I’ve been letting those voices get into my head.
Not schizophrenic type voices. No worries there. As a therapist friend once told me, “You’re so solid and Midwestern it’s scary. Freak out a little, for God’s sake.”
What I’ve been hearing are the voices of the people I interact with in my life.
If you’re a creative type like me, then you’re sensitive. You take things in. You intuit things people never say and you’re usually uncannily correct. You can feel others’ feelings as an energy. Sometimes you just know things as true and have no idea how—but generally, they are proven to be true.
It is a win/win when you tune into this capacity to tap energy beyond your own. When you use it to bring new thoughts, ideas and creations into the world. You open new vistas for you and those that consume what you bring forth.
But shutting off this capacity, being able to tune out what is coming from others, is also essential. Because delicate flowers tend to do best in a hothouse, isolated from the elements. To survive in our world, you need to have some stamina, some filters, a shut-off valve for taking on what others bring to the table.
My shut-off valve has been faulty the past couple of weeks.
So before I write, I hear the voice of a trusted corporate mentor cautioning me not to reveal too much in my blogs because the screaming meanies of corporate America value toughness, not tenderness.
The voice of a good friend who advises on love and other matters, warning me to “move quickly” before I get any older. I think she sees woman as a marketable commodity as long as they’re of a certain age. And she is, unfortunately, mirroring what much of society (at least male society) seemed to echo to me when I was trying out online dating.
The voice of someone who is neither friend nor foe but wants to make me doubt myself because I’ve been asked to take on her duties and responsibilities. And she is having a hard time figuring out how someone almost 10 years her junior could best her in a career she has spent decades building.
The voice of an ambitious colleague who asks me why I choose the off-ramp, working project to project rather than in a hefty role managing a large global team. Who reminds me my kids will be gone and I will be alone—and then how will I fill my time?
Here’s what I did in the short term: Bungled it. I let their fears and biases fill my head. Instead of sorting through and saying thank you very much, this is mine, this is not, I doubted. Wondered why our thinking diverged so much. Wondered if that divergence meant my thinking is faulty.
Head on straight again, eating healthy again, balanced again, I smile at my own self-doubt. I know better.
So here’s what I do now: I tell my ambitious executive friend what I do with my life after my children have moved away won’t involve making my work my life.
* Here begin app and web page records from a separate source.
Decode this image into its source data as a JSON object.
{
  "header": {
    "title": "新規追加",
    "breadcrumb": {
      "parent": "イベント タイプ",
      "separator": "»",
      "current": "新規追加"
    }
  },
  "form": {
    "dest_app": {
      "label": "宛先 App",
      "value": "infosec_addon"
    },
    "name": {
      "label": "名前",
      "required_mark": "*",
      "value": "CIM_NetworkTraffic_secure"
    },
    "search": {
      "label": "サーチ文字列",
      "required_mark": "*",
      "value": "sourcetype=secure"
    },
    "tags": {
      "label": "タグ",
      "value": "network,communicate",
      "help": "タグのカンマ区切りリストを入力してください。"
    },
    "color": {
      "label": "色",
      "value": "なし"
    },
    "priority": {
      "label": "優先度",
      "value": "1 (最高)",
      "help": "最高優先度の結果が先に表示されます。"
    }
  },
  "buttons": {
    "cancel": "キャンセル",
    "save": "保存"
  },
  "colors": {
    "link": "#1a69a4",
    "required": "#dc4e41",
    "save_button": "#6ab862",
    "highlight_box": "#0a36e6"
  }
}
Unless that work is something about which I am very passionate.
I remain neutral with the woman who sees me as a threat and cannot figure out why. It is for her to figure out why she stayed so long at one company and never broadened her experience. Not for me to tell her.
I share with my friend that even though many men view women with an expiration date, I am not interested in those men. That falling in love again, or not, does not come just because I will it to be so. And that settling for any less makes for misery, not happiness. Compromise is one thing; settling is another. And the qualitative difference between the two is miles wide.
To the mentor I say: “Thanks. I truly appreciate your advice.” And then write this blog entry. Did I share too much? Reveal too much of myself? Well, I’m still standing so I guess I’ll withstand the impact. And oh, by the way, I’m done with the screaming meanies of corporate America. I am choosing to work with those who behave like decent human beings. The cost of doing otherwise is too high and I’m too far into life to deny that fact.
None of these people are technically wrong. They are giving advice that has worked for them. But I am not them. I ask people for their thoughts to keep me honest, to ensure I have considered alternatives.
But in reality, I know what works. I know where I should head, what I should do. If I get very quiet.
Stilling the cacophony is harder for some of us than others.